==== RECORDED DATA ====

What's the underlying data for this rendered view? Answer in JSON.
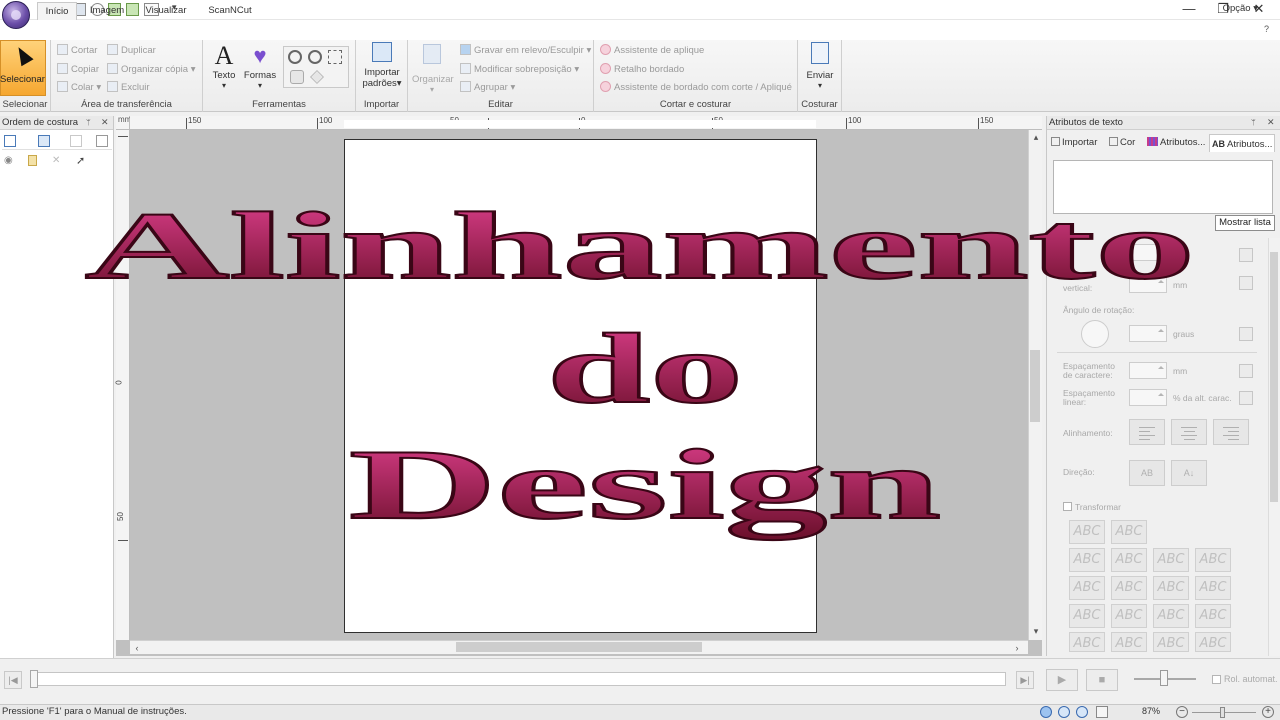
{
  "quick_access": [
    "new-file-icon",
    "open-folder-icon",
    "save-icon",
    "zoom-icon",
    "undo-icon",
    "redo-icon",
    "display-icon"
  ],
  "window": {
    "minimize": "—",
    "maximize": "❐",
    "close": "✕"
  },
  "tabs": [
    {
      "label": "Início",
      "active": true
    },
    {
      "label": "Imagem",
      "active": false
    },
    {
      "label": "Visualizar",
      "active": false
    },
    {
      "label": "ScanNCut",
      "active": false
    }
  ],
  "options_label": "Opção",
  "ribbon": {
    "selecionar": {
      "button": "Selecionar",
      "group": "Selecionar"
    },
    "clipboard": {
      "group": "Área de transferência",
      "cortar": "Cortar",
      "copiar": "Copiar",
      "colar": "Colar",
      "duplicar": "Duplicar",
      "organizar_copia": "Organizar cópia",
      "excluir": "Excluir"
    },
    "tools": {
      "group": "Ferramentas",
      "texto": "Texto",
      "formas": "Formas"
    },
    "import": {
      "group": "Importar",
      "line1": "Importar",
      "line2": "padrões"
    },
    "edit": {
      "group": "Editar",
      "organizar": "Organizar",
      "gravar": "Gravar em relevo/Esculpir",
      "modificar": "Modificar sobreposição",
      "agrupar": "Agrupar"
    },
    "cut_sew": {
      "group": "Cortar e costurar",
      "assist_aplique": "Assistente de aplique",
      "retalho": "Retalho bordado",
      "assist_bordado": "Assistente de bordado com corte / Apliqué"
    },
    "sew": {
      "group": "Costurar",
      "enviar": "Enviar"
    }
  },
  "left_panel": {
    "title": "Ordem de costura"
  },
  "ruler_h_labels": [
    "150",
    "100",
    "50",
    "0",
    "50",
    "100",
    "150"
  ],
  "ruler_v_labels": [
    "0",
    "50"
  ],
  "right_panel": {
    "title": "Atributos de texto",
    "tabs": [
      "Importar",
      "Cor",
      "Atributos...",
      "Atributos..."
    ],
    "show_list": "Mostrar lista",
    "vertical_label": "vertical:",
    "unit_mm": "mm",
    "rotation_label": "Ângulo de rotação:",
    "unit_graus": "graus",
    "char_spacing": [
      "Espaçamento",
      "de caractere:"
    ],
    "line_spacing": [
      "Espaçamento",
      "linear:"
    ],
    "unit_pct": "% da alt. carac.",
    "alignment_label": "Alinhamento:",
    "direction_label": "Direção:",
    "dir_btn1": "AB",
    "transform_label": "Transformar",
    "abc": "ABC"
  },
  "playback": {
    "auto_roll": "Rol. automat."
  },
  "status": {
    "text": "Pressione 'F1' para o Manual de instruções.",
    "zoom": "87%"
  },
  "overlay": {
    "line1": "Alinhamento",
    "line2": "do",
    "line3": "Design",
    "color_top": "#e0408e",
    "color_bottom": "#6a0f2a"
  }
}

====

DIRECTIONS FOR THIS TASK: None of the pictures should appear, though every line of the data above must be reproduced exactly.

OUTPUT OF THE TASK:
What's the underlying data for this rendered view? Answer in JSON.
{
  "quick_access": [
    "new-file-icon",
    "open-folder-icon",
    "save-icon",
    "zoom-icon",
    "undo-icon",
    "redo-icon",
    "display-icon"
  ],
  "window": {
    "minimize": "—",
    "maximize": "❐",
    "close": "✕"
  },
  "tabs": [
    {
      "label": "Início",
      "active": true
    },
    {
      "label": "Imagem",
      "active": false
    },
    {
      "label": "Visualizar",
      "active": false
    },
    {
      "label": "ScanNCut",
      "active": false
    }
  ],
  "options_label": "Opção",
  "ribbon": {
    "selecionar": {
      "button": "Selecionar",
      "group": "Selecionar"
    },
    "clipboard": {
      "group": "Área de transferência",
      "cortar": "Cortar",
      "copiar": "Copiar",
      "colar": "Colar",
      "duplicar": "Duplicar",
      "organizar_copia": "Organizar cópia",
      "excluir": "Excluir"
    },
    "tools": {
      "group": "Ferramentas",
      "texto": "Texto",
      "formas": "Formas"
    },
    "import": {
      "group": "Importar",
      "line1": "Importar",
      "line2": "padrões"
    },
    "edit": {
      "group": "Editar",
      "organizar": "Organizar",
      "gravar": "Gravar em relevo/Esculpir",
      "modificar": "Modificar sobreposição",
      "agrupar": "Agrupar"
    },
    "cut_sew": {
      "group": "Cortar e costurar",
      "assist_aplique": "Assistente de aplique",
      "retalho": "Retalho bordado",
      "assist_bordado": "Assistente de bordado com corte / Apliqué"
    },
    "sew": {
      "group": "Costurar",
      "enviar": "Enviar"
    }
  },
  "left_panel": {
    "title": "Ordem de costura"
  },
  "ruler_h_labels": [
    "150",
    "100",
    "50",
    "0",
    "50",
    "100",
    "150"
  ],
  "ruler_v_labels": [
    "0",
    "50"
  ],
  "right_panel": {
    "title": "Atributos de texto",
    "tabs": [
      "Importar",
      "Cor",
      "Atributos...",
      "Atributos..."
    ],
    "show_list": "Mostrar lista",
    "vertical_label": "vertical:",
    "unit_mm": "mm",
    "rotation_label": "Ângulo de rotação:",
    "unit_graus": "graus",
    "char_spacing": [
      "Espaçamento",
      "de caractere:"
    ],
    "line_spacing": [
      "Espaçamento",
      "linear:"
    ],
    "unit_pct": "% da alt. carac.",
    "alignment_label": "Alinhamento:",
    "direction_label": "Direção:",
    "dir_btn1": "AB",
    "transform_label": "Transformar",
    "abc": "ABC"
  },
  "playback": {
    "auto_roll": "Rol. automat."
  },
  "status": {
    "text": "Pressione 'F1' para o Manual de instruções.",
    "zoom": "87%"
  },
  "overlay": {
    "line1": "Alinhamento",
    "line2": "do",
    "line3": "Design",
    "color_top": "#e0408e",
    "color_bottom": "#6a0f2a"
  }
}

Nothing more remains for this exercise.